Though deep vein thrombosis is not uncommon, it is an underdiagnosed condition in India. In this article, we will discuss the causes, risk factors, symptoms, diagnosis, complications, and treatments of DVT.
What is deep vein thrombosis (DVT)?
How is DVT caused?
What are a few of the risk factors for deep vein thrombosis?
You’re at a greater risk if –
- You’ve recently had major surgery and you’ve been on bed rest for more than 3 days
- You’ve suffered from some kind of trauma or accident
- You’re pregnant or have recently given birth
- You’ve been travelling and sitting in the same position for a long time, for example, on a long flight or bus journey
- You regularly take contraceptives/birth control pills or you’re on hormone replacement therapy
- You’re overweight or obese
- You’re suffering from some kind of debilitating disease which requires prolonged bed rest or has impacted your mobility
- You’ve had a recent heart attack, or are suffering from heart failure
- You have certain clotting disorders such as deficiency of protein C, protein S, factor V of Leiden etc.
- You’re suffering from diseases such as polycythemia or thrombocytosis
- You’re suffering from some types of cancer, such as stomach or pancreatic cancer
What are the symptoms of deep vein thrombosis?
Symptoms include –
- Pain and swelling in your legs and calf muscles
- Difficulty in walking or moving your legs and feet
- Changes in the colour of your skin
- Warmth in your leg
What are the warning signs of DVT?
Immediately go to a hospital if you’re experiencing the following symptoms –
- Chest pain
- Blood in your cough
- Lightheadedness or dizziness
These symptoms can indicate a pulmonary embolism.
What are the complications of deep vein thrombosis?
Deep vein thrombosis is a dangerous condition and comes with serious complications such as –
- Pulmonary embolism, where the clot from your deep vein travels to your lungs and gets lodged there, blocking the blood flow
- Infection or death of a part of a tissue where the clot gets lodged
- Chronic venous insufficiency, which can lead to the formation of ulcers or sores and also cause high blood pressure in the veins
- Increased chances of getting subsequent episodes of DVT
- Sudden death
How is deep vein thrombosis diagnosed?
Your doctor examines your affected leg for swelling, tenderness, skin and temperature changes.

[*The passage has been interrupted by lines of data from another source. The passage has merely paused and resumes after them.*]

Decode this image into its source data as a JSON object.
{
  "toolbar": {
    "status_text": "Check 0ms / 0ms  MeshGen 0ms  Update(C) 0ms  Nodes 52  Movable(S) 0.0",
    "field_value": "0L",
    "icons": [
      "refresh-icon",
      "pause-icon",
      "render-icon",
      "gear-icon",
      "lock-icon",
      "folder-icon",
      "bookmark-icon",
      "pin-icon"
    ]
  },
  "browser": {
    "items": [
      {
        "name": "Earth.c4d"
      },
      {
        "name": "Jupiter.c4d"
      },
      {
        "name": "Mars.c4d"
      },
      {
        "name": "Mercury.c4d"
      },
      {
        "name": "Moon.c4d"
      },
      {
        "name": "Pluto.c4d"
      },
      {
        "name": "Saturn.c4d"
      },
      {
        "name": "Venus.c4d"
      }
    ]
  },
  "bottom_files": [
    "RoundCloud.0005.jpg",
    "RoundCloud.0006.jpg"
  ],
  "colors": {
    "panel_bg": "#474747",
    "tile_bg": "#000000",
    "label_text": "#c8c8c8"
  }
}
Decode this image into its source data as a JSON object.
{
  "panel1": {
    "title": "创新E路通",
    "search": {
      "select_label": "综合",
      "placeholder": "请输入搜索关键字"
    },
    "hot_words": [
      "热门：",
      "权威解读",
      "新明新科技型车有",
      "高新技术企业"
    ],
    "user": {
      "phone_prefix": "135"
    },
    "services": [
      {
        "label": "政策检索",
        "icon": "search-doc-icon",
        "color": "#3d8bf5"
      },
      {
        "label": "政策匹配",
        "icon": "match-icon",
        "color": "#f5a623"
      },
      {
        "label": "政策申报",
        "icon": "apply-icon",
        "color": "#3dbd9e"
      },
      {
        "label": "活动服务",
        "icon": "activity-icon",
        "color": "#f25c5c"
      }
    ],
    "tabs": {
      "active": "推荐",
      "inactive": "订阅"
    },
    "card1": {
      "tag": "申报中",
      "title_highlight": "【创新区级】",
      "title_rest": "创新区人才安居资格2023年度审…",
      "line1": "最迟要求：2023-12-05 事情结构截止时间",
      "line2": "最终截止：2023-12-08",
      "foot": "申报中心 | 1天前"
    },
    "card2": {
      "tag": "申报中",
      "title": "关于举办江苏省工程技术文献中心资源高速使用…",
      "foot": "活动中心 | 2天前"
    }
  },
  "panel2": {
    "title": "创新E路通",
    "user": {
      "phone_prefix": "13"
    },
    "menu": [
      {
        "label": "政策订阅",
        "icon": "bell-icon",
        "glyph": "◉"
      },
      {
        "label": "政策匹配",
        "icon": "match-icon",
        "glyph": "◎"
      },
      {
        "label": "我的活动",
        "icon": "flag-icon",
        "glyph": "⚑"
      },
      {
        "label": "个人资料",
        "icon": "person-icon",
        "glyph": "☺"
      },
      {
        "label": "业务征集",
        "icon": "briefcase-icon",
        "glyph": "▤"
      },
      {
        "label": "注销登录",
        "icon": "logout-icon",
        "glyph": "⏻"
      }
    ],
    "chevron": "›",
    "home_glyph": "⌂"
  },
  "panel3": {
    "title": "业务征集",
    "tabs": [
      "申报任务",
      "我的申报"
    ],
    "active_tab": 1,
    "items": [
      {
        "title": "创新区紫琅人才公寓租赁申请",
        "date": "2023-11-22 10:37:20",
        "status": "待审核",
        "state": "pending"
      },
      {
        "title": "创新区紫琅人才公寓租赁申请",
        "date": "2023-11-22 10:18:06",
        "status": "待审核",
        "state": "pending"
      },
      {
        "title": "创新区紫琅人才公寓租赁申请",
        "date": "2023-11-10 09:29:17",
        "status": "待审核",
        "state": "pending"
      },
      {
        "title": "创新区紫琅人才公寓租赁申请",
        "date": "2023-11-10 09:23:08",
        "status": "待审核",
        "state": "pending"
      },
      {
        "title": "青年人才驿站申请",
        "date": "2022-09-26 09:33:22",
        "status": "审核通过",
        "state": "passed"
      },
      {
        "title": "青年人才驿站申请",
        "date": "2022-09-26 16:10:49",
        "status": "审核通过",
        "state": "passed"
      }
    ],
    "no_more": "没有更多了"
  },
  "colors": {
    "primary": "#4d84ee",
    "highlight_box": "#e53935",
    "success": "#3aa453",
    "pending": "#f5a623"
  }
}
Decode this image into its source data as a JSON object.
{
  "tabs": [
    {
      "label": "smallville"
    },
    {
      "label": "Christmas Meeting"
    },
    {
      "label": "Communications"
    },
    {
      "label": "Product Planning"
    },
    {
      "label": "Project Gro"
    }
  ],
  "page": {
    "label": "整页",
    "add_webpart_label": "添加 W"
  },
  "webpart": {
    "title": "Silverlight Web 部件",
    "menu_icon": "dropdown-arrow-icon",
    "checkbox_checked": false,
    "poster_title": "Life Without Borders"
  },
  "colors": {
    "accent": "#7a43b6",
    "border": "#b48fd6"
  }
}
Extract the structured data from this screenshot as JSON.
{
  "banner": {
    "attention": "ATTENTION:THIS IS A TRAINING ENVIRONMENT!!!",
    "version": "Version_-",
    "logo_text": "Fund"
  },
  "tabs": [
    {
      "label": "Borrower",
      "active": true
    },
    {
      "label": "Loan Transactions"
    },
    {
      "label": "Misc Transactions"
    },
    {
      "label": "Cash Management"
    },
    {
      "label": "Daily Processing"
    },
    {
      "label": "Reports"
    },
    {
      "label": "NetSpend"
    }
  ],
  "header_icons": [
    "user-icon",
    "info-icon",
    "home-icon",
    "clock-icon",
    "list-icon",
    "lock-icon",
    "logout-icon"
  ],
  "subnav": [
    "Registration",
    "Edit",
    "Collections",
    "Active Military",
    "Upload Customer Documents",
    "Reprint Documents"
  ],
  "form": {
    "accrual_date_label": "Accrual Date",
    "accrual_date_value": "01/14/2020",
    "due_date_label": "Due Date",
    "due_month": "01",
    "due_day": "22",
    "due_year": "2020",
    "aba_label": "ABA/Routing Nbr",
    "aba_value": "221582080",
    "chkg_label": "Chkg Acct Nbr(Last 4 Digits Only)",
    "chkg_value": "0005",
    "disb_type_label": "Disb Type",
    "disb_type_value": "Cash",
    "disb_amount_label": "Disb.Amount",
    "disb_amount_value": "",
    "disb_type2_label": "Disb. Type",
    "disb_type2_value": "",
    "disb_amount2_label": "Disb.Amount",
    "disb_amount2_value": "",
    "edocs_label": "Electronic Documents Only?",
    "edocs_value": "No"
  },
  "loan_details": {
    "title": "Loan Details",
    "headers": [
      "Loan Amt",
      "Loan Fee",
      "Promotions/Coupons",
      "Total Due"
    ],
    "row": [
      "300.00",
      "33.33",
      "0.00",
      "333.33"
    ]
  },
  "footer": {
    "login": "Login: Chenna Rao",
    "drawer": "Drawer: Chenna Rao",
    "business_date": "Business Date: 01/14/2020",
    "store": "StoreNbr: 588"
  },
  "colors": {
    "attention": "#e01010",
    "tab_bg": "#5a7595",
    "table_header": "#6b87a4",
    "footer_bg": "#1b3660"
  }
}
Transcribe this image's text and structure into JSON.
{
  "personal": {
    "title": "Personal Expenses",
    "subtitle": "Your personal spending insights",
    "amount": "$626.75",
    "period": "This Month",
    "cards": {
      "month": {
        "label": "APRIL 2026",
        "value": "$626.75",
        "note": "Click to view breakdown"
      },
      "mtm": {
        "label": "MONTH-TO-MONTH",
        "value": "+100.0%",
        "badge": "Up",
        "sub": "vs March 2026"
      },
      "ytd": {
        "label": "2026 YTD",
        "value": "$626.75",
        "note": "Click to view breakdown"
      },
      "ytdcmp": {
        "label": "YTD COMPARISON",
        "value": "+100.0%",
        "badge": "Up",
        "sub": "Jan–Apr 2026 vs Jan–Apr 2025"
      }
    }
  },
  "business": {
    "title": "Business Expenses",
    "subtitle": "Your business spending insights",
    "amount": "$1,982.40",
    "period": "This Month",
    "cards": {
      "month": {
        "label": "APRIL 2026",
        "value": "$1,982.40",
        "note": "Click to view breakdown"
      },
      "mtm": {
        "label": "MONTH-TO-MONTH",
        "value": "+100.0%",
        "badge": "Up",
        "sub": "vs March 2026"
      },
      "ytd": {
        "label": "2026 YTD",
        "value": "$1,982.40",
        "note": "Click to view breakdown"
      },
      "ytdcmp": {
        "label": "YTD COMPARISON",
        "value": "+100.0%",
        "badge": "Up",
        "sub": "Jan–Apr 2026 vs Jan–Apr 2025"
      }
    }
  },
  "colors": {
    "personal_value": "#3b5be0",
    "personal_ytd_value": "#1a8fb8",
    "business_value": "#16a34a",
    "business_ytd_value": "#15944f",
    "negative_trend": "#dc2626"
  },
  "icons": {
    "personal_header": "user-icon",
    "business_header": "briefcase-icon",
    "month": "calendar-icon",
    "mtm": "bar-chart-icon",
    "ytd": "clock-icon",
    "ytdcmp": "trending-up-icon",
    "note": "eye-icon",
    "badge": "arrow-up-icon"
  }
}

You’ll be advised to undergo the following tests –
- Venous doppler with duplex scanning: This is like an ultrasound where sound waves are used to confirm the diagnosis. The normal sound denoting the flow of blood in your vein will be absent in case of deep vein thrombosis
- D-dimer test: This is a blood test where D-dimer levels are checked to rule out the presence of DVT. D-dimer is a protein fragment formed when a blood clot breaks down
- Venogram: In this procedure, your doctor injects a contrast material into your vein to check if the blood is flowing properly or if there is any blockage present
How is deep vein thrombosis treated?
Treatment involves –
- Bandaging your entire leg with a crepe bandage and keeping it elevated
- Blood thinners (anticoagulants) which are drugs that prevent the formation of blood clots. Most commonly prescribed blood thinners include warfarin, and heparin (Note: Warfarin can’t be used in pregnant women since it harms the baby)
- Fibrinolysins are drugs that dissolve any pre-existing clots that may be present in your veins
- IVC filter is a filter which is fitted into the primary vein of your body (IVC or inferior vena cava). It filters out any clots and prevents them from reaching your heart, thus reducing your chances of developing a pulmonary embolism
- Surgery in severe cases, where a part of the blocked vein is removed and the remaining ends are connected end-to-end, like a bypass
How can I prevent DVT?
You can reduce your chances of developing the disease by –
- Walking or moving as soon as possible after a long journey or surgery
- Wearing compression stockings after a major surgery to prevent the formation of blood clots
- Quitting smoking since it increases the thickness of your blood and promotes clot formation
- Getting regular physical activity